Reproduce the listing that follows character for character, excluding its pictures.

(Data section Opens)

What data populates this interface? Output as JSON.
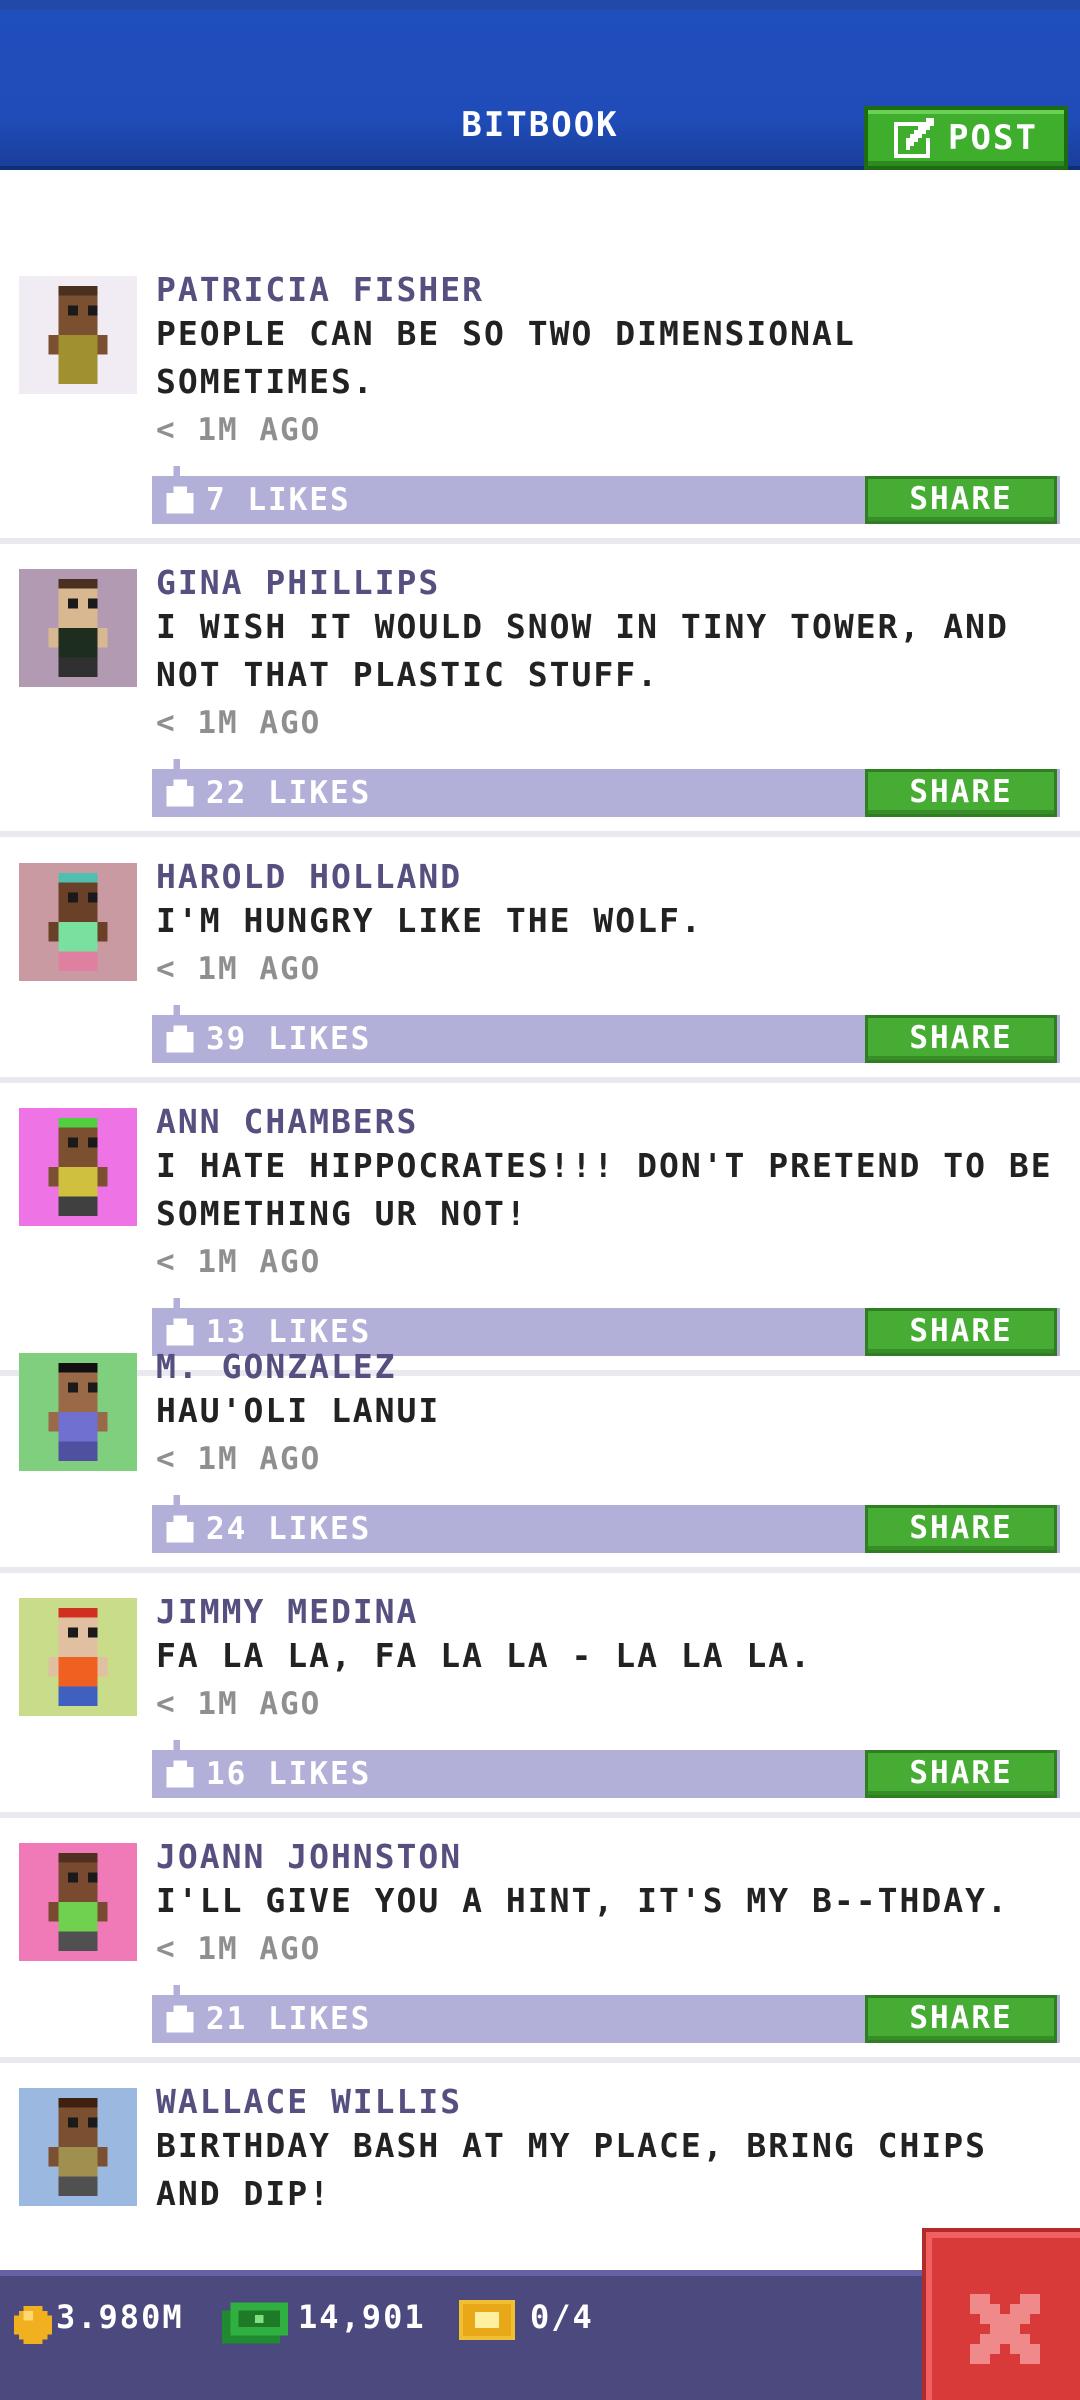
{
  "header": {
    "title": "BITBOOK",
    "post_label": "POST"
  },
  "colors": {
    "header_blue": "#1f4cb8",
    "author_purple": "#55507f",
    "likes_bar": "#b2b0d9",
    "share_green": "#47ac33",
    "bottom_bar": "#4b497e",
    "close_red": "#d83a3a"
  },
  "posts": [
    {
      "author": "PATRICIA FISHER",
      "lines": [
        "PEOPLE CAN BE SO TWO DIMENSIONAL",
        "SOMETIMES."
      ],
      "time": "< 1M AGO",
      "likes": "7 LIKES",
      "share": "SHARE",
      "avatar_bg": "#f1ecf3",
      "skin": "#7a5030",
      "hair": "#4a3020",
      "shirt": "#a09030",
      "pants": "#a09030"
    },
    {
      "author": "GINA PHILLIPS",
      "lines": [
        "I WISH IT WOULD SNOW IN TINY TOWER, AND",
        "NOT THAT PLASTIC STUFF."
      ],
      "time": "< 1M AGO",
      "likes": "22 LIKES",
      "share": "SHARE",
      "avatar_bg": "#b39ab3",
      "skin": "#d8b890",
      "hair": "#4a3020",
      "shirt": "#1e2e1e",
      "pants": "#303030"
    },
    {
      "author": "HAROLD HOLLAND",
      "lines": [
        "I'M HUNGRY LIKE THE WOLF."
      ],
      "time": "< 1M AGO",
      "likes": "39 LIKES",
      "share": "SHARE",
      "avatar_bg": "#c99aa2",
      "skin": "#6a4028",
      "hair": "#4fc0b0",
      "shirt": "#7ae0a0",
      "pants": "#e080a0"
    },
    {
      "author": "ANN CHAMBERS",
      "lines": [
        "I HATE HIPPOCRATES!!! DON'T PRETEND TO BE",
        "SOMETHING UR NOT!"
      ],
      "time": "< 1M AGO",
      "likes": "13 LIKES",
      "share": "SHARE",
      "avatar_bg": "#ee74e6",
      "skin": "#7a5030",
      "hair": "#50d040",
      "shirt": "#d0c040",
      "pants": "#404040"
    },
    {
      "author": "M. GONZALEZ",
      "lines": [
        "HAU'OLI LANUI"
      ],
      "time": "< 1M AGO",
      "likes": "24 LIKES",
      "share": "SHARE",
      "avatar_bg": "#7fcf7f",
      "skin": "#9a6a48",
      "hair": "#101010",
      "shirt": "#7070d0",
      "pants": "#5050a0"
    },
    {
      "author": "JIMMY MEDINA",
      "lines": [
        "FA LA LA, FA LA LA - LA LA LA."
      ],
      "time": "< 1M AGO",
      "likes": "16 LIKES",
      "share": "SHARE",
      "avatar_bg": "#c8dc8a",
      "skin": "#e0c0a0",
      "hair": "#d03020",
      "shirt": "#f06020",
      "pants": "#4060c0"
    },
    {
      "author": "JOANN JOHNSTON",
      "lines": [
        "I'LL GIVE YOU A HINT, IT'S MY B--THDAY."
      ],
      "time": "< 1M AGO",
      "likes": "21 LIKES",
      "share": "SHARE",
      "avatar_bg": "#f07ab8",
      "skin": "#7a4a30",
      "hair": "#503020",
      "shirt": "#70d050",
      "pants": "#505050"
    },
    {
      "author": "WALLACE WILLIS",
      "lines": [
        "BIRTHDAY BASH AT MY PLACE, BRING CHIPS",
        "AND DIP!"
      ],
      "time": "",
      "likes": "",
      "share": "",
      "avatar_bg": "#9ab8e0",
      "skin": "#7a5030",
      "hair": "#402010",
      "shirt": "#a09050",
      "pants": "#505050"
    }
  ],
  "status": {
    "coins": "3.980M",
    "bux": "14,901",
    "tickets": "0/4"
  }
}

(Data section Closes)

**Expected output**
What data populates this interface? Output as JSON.
{
  "header": {
    "title": "BITBOOK",
    "post_label": "POST"
  },
  "colors": {
    "header_blue": "#1f4cb8",
    "author_purple": "#55507f",
    "likes_bar": "#b2b0d9",
    "share_green": "#47ac33",
    "bottom_bar": "#4b497e",
    "close_red": "#d83a3a"
  },
  "posts": [
    {
      "author": "PATRICIA FISHER",
      "lines": [
        "PEOPLE CAN BE SO TWO DIMENSIONAL",
        "SOMETIMES."
      ],
      "time": "< 1M AGO",
      "likes": "7 LIKES",
      "share": "SHARE",
      "avatar_bg": "#f1ecf3",
      "skin": "#7a5030",
      "hair": "#4a3020",
      "shirt": "#a09030",
      "pants": "#a09030"
    },
    {
      "author": "GINA PHILLIPS",
      "lines": [
        "I WISH IT WOULD SNOW IN TINY TOWER, AND",
        "NOT THAT PLASTIC STUFF."
      ],
      "time": "< 1M AGO",
      "likes": "22 LIKES",
      "share": "SHARE",
      "avatar_bg": "#b39ab3",
      "skin": "#d8b890",
      "hair": "#4a3020",
      "shirt": "#1e2e1e",
      "pants": "#303030"
    },
    {
      "author": "HAROLD HOLLAND",
      "lines": [
        "I'M HUNGRY LIKE THE WOLF."
      ],
      "time": "< 1M AGO",
      "likes": "39 LIKES",
      "share": "SHARE",
      "avatar_bg": "#c99aa2",
      "skin": "#6a4028",
      "hair": "#4fc0b0",
      "shirt": "#7ae0a0",
      "pants": "#e080a0"
    },
    {
      "author": "ANN CHAMBERS",
      "lines": [
        "I HATE HIPPOCRATES!!! DON'T PRETEND TO BE",
        "SOMETHING UR NOT!"
      ],
      "time": "< 1M AGO",
      "likes": "13 LIKES",
      "share": "SHARE",
      "avatar_bg": "#ee74e6",
      "skin": "#7a5030",
      "hair": "#50d040",
      "shirt": "#d0c040",
      "pants": "#404040"
    },
    {
      "author": "M. GONZALEZ",
      "lines": [
        "HAU'OLI LANUI"
      ],
      "time": "< 1M AGO",
      "likes": "24 LIKES",
      "share": "SHARE",
      "avatar_bg": "#7fcf7f",
      "skin": "#9a6a48",
      "hair": "#101010",
      "shirt": "#7070d0",
      "pants": "#5050a0"
    },
    {
      "author": "JIMMY MEDINA",
      "lines": [
        "FA LA LA, FA LA LA - LA LA LA."
      ],
      "time": "< 1M AGO",
      "likes": "16 LIKES",
      "share": "SHARE",
      "avatar_bg": "#c8dc8a",
      "skin": "#e0c0a0",
      "hair": "#d03020",
      "shirt": "#f06020",
      "pants": "#4060c0"
    },
    {
      "author": "JOANN JOHNSTON",
      "lines": [
        "I'LL GIVE YOU A HINT, IT'S MY B--THDAY."
      ],
      "time": "< 1M AGO",
      "likes": "21 LIKES",
      "share": "SHARE",
      "avatar_bg": "#f07ab8",
      "skin": "#7a4a30",
      "hair": "#503020",
      "shirt": "#70d050",
      "pants": "#505050"
    },
    {
      "author": "WALLACE WILLIS",
      "lines": [
        "BIRTHDAY BASH AT MY PLACE, BRING CHIPS",
        "AND DIP!"
      ],
      "time": "",
      "likes": "",
      "share": "",
      "avatar_bg": "#9ab8e0",
      "skin": "#7a5030",
      "hair": "#402010",
      "shirt": "#a09050",
      "pants": "#505050"
    }
  ],
  "status": {
    "coins": "3.980M",
    "bux": "14,901",
    "tickets": "0/4"
  }
}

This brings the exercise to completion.